> [EXERCISE GOAL]:
Count up the lines below in which the string "http" appears. The reply should be that number alone.

> [PROVIDED MATERIAL]:

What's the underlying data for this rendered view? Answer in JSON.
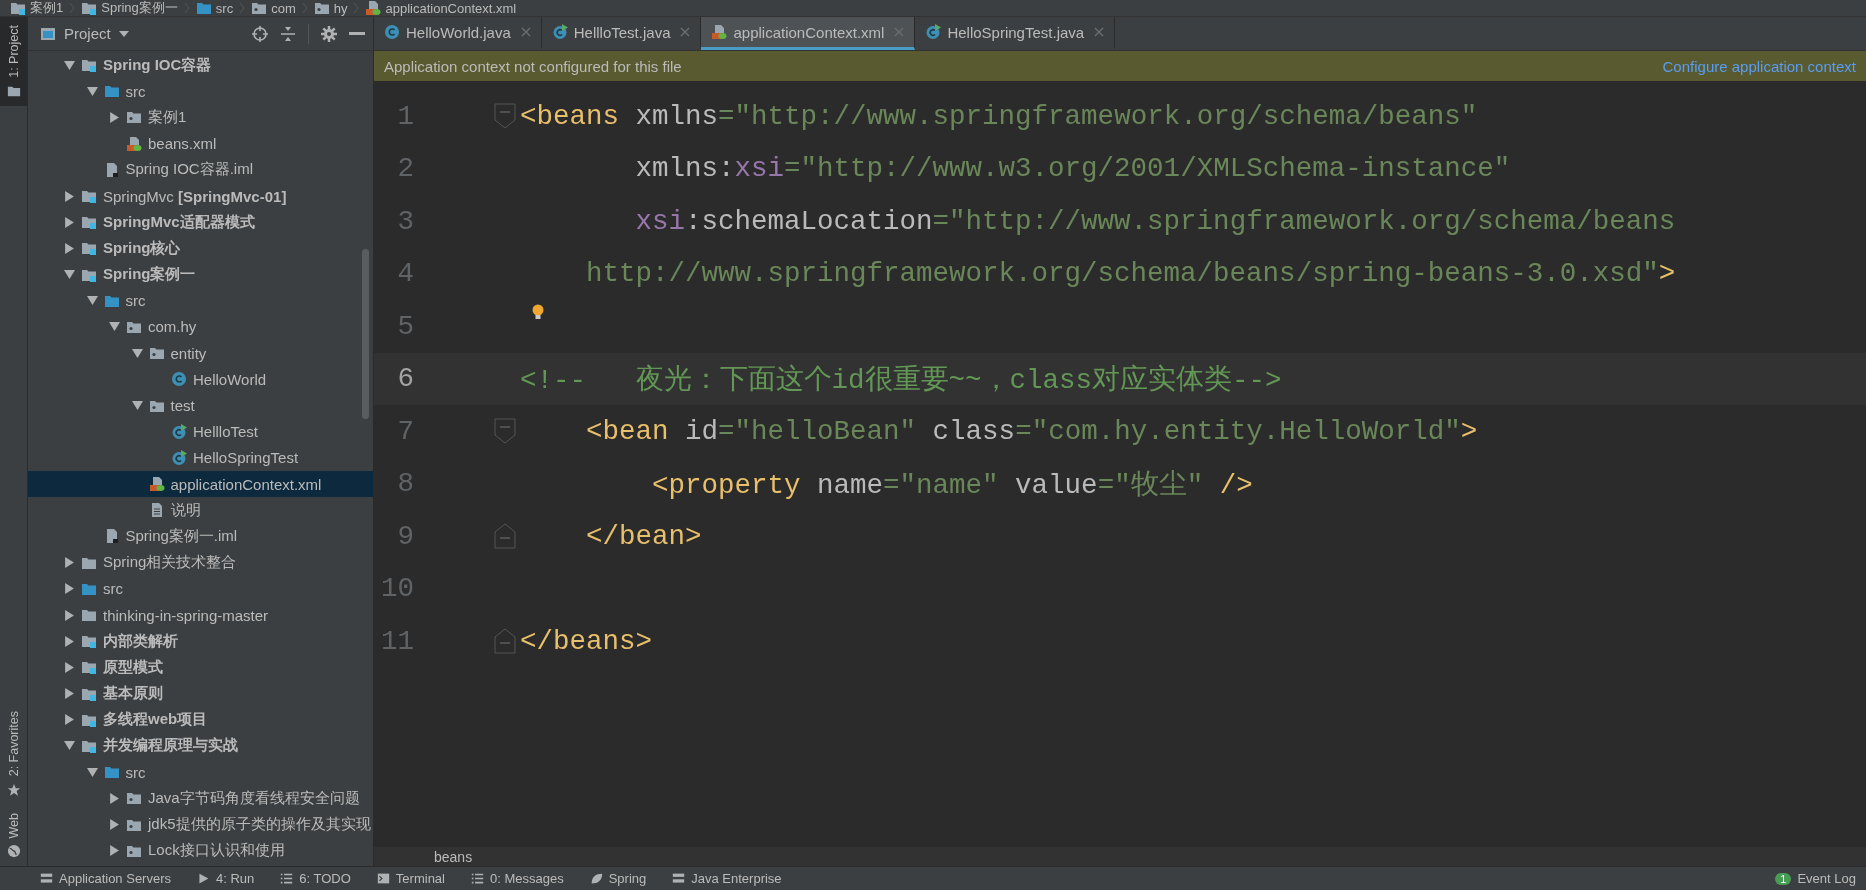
{
  "breadcrumb": [
    {
      "label": "案例1",
      "kind": "module"
    },
    {
      "label": "Spring案例一",
      "kind": "module"
    },
    {
      "label": "src",
      "kind": "src"
    },
    {
      "label": "com",
      "kind": "package"
    },
    {
      "label": "hy",
      "kind": "package"
    },
    {
      "label": "applicationContext.xml",
      "kind": "xml"
    }
  ],
  "tool_strip": {
    "top": [
      {
        "label": "1: Project",
        "kind": "folder",
        "selected": true
      }
    ],
    "bottom": [
      {
        "label": "2: Favorites",
        "kind": "star",
        "selected": false
      },
      {
        "label": "Web",
        "kind": "globe",
        "selected": false
      }
    ]
  },
  "project_panel": {
    "title": "Project",
    "tree": [
      {
        "label": "Spring IOC容器",
        "kind": "module",
        "bold": true,
        "selected": false,
        "expanded": true,
        "children": [
          {
            "label": "src",
            "kind": "src",
            "bold": false,
            "selected": false,
            "expanded": true,
            "children": [
              {
                "label": "案例1",
                "kind": "package",
                "bold": false,
                "selected": false,
                "expanded": false
              },
              {
                "label": "beans.xml",
                "kind": "xml",
                "bold": false,
                "selected": false
              }
            ]
          },
          {
            "label": "Spring IOC容器.iml",
            "kind": "iml",
            "bold": false,
            "selected": false
          }
        ]
      },
      {
        "label": "SpringMvc **[SpringMvc-01]**",
        "kind": "module",
        "bold": false,
        "selected": false,
        "expanded": false
      },
      {
        "label": "SpringMvc适配器模式",
        "kind": "module",
        "bold": true,
        "selected": false,
        "expanded": false
      },
      {
        "label": "Spring核心",
        "kind": "module",
        "bold": true,
        "selected": false,
        "expanded": false
      },
      {
        "label": "Spring案例一",
        "kind": "module",
        "bold": true,
        "selected": false,
        "expanded": true,
        "children": [
          {
            "label": "src",
            "kind": "src",
            "bold": false,
            "selected": false,
            "expanded": true,
            "children": [
              {
                "label": "com.hy",
                "kind": "package",
                "bold": false,
                "selected": false,
                "expanded": true,
                "children": [
                  {
                    "label": "entity",
                    "kind": "package",
                    "bold": false,
                    "selected": false,
                    "expanded": true,
                    "children": [
                      {
                        "label": "HelloWorld",
                        "kind": "class",
                        "bold": false,
                        "selected": false
                      }
                    ]
                  },
                  {
                    "label": "test",
                    "kind": "package",
                    "bold": false,
                    "selected": false,
                    "expanded": true,
                    "children": [
                      {
                        "label": "HellloTest",
                        "kind": "test",
                        "bold": false,
                        "selected": false
                      },
                      {
                        "label": "HelloSpringTest",
                        "kind": "test",
                        "bold": false,
                        "selected": false
                      }
                    ]
                  },
                  {
                    "label": "applicationContext.xml",
                    "kind": "xml",
                    "bold": false,
                    "selected": true
                  },
                  {
                    "label": "说明",
                    "kind": "text",
                    "bold": false,
                    "selected": false
                  }
                ]
              }
            ]
          },
          {
            "label": "Spring案例一.iml",
            "kind": "iml",
            "bold": false,
            "selected": false
          }
        ]
      },
      {
        "label": "Spring相关技术整合",
        "kind": "folder",
        "bold": false,
        "selected": false,
        "expanded": false
      },
      {
        "label": "src",
        "kind": "src",
        "bold": false,
        "selected": false,
        "expanded": false
      },
      {
        "label": "thinking-in-spring-master",
        "kind": "folder",
        "bold": false,
        "selected": false,
        "expanded": false
      },
      {
        "label": "内部类解析",
        "kind": "module",
        "bold": true,
        "selected": false,
        "expanded": false
      },
      {
        "label": "原型模式",
        "kind": "module",
        "bold": true,
        "selected": false,
        "expanded": false
      },
      {
        "label": "基本原则",
        "kind": "module",
        "bold": true,
        "selected": false,
        "expanded": false
      },
      {
        "label": "多线程web项目",
        "kind": "module",
        "bold": true,
        "selected": false,
        "expanded": false
      },
      {
        "label": "并发编程原理与实战",
        "kind": "module",
        "bold": true,
        "selected": false,
        "expanded": true,
        "children": [
          {
            "label": "src",
            "kind": "src",
            "bold": false,
            "selected": false,
            "expanded": true,
            "children": [
              {
                "label": "Java字节码角度看线程安全问题",
                "kind": "package",
                "bold": false,
                "selected": false,
                "expanded": false
              },
              {
                "label": "jdk5提供的原子类的操作及其实现",
                "kind": "package",
                "bold": false,
                "selected": false,
                "expanded": false
              },
              {
                "label": "Lock接口认识和使用",
                "kind": "package",
                "bold": false,
                "selected": false,
                "expanded": false
              }
            ]
          }
        ]
      }
    ]
  },
  "editor": {
    "tabs": [
      {
        "label": "HelloWorld.java",
        "kind": "class",
        "selected": false
      },
      {
        "label": "HellloTest.java",
        "kind": "test",
        "selected": false
      },
      {
        "label": "applicationContext.xml",
        "kind": "xml",
        "selected": true
      },
      {
        "label": "HelloSpringTest.java",
        "kind": "test",
        "selected": false
      }
    ],
    "banner": {
      "message": "Application context not configured for this file",
      "link": "Configure application context"
    },
    "lines": [
      {
        "number": "1",
        "kind": "opener",
        "current": false,
        "tokens": [
          {
            "kind": "tag",
            "text": "<beans"
          },
          {
            "kind": "attr",
            "text": " xmlns"
          },
          {
            "kind": "value",
            "text": "=\"http://www.springframework.org/schema/beans\""
          }
        ]
      },
      {
        "number": "2",
        "kind": "plain",
        "current": false,
        "tokens": [
          {
            "kind": "attr",
            "text": "       xmlns:"
          },
          {
            "kind": "ns",
            "text": "xsi"
          },
          {
            "kind": "value",
            "text": "=\"http://www.w3.org/2001/XMLSchema-instance\""
          }
        ]
      },
      {
        "number": "3",
        "kind": "plain",
        "current": false,
        "tokens": [
          {
            "kind": "ns",
            "text": "       xsi"
          },
          {
            "kind": "attr",
            "text": ":schemaLocation"
          },
          {
            "kind": "value",
            "text": "=\"http://www.springframework.org/schema/beans"
          }
        ]
      },
      {
        "number": "4",
        "kind": "plain",
        "current": false,
        "tokens": [
          {
            "kind": "value",
            "text": "    http://www.springframework.org/schema/beans/spring-beans-3.0.xsd\""
          },
          {
            "kind": "tag",
            "text": ">"
          }
        ]
      },
      {
        "number": "5",
        "kind": "plain",
        "current": false,
        "bulb": true
      },
      {
        "number": "6",
        "kind": "plain",
        "current": true,
        "tokens": [
          {
            "kind": "comment",
            "text": "<!--   夜光：下面这个id很重要~~，class对应实体类-->"
          }
        ]
      },
      {
        "number": "7",
        "kind": "opener",
        "current": false,
        "tokens": [
          {
            "kind": "tag",
            "text": "    <bean"
          },
          {
            "kind": "attr",
            "text": " id"
          },
          {
            "kind": "value",
            "text": "=\"helloBean\""
          },
          {
            "kind": "attr",
            "text": " class"
          },
          {
            "kind": "value",
            "text": "=\"com.hy.entity.HelloWorld\""
          },
          {
            "kind": "tag",
            "text": ">"
          }
        ]
      },
      {
        "number": "8",
        "kind": "plain",
        "current": false,
        "tokens": [
          {
            "kind": "tag",
            "text": "        <property"
          },
          {
            "kind": "attr",
            "text": " name"
          },
          {
            "kind": "value",
            "text": "=\"name\""
          },
          {
            "kind": "attr",
            "text": " value"
          },
          {
            "kind": "value",
            "text": "=\"牧尘\""
          },
          {
            "kind": "tag",
            "text": " />"
          }
        ]
      },
      {
        "number": "9",
        "kind": "closer",
        "current": false,
        "tokens": [
          {
            "kind": "tag",
            "text": "    </bean>"
          }
        ]
      },
      {
        "number": "10",
        "kind": "plain",
        "current": false
      },
      {
        "number": "11",
        "kind": "closer",
        "current": false,
        "tokens": [
          {
            "kind": "tag",
            "text": "</beans>"
          }
        ]
      }
    ],
    "breadcrumb": "beans"
  },
  "bottom_toolbar": [
    {
      "label": "Application Servers",
      "kind": "servers"
    },
    {
      "label": "4: Run",
      "kind": "run"
    },
    {
      "label": "6: TODO",
      "kind": "list"
    },
    {
      "label": "Terminal",
      "kind": "terminal"
    },
    {
      "label": "0: Messages",
      "kind": "list"
    },
    {
      "label": "Spring",
      "kind": "leaf"
    },
    {
      "label": "Java Enterprise",
      "kind": "servers"
    },
    {
      "label": "Event Log",
      "badge": "1"
    }
  ]
}
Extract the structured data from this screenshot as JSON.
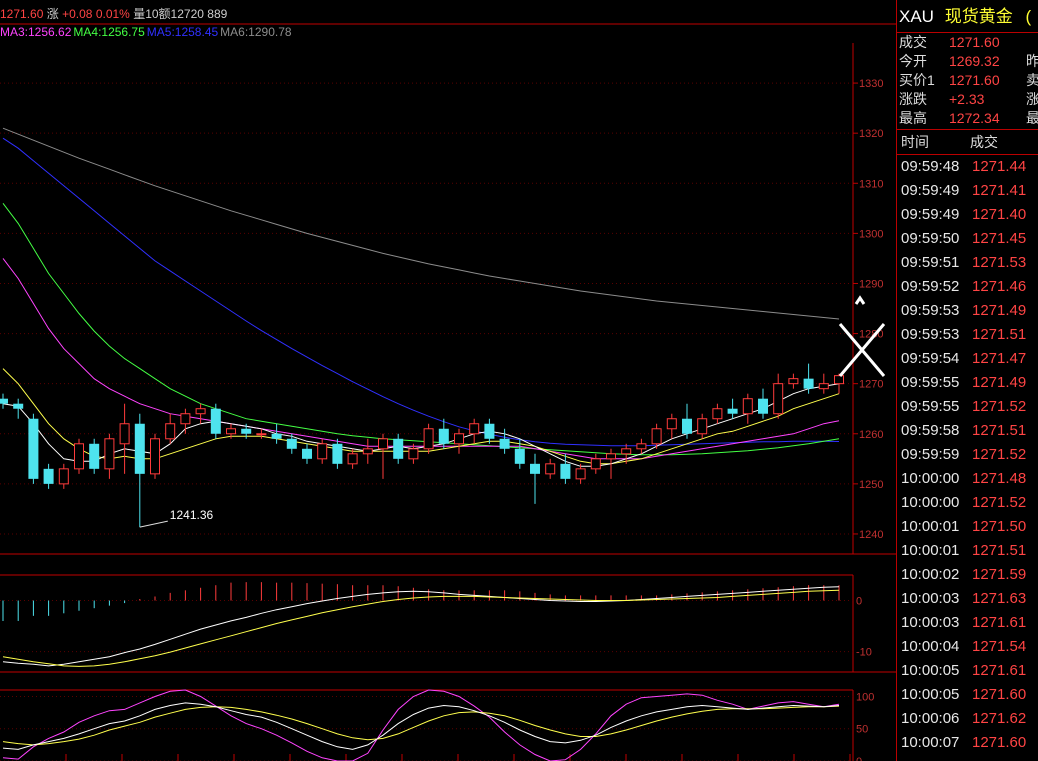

> [RESPONSE AREA]:
4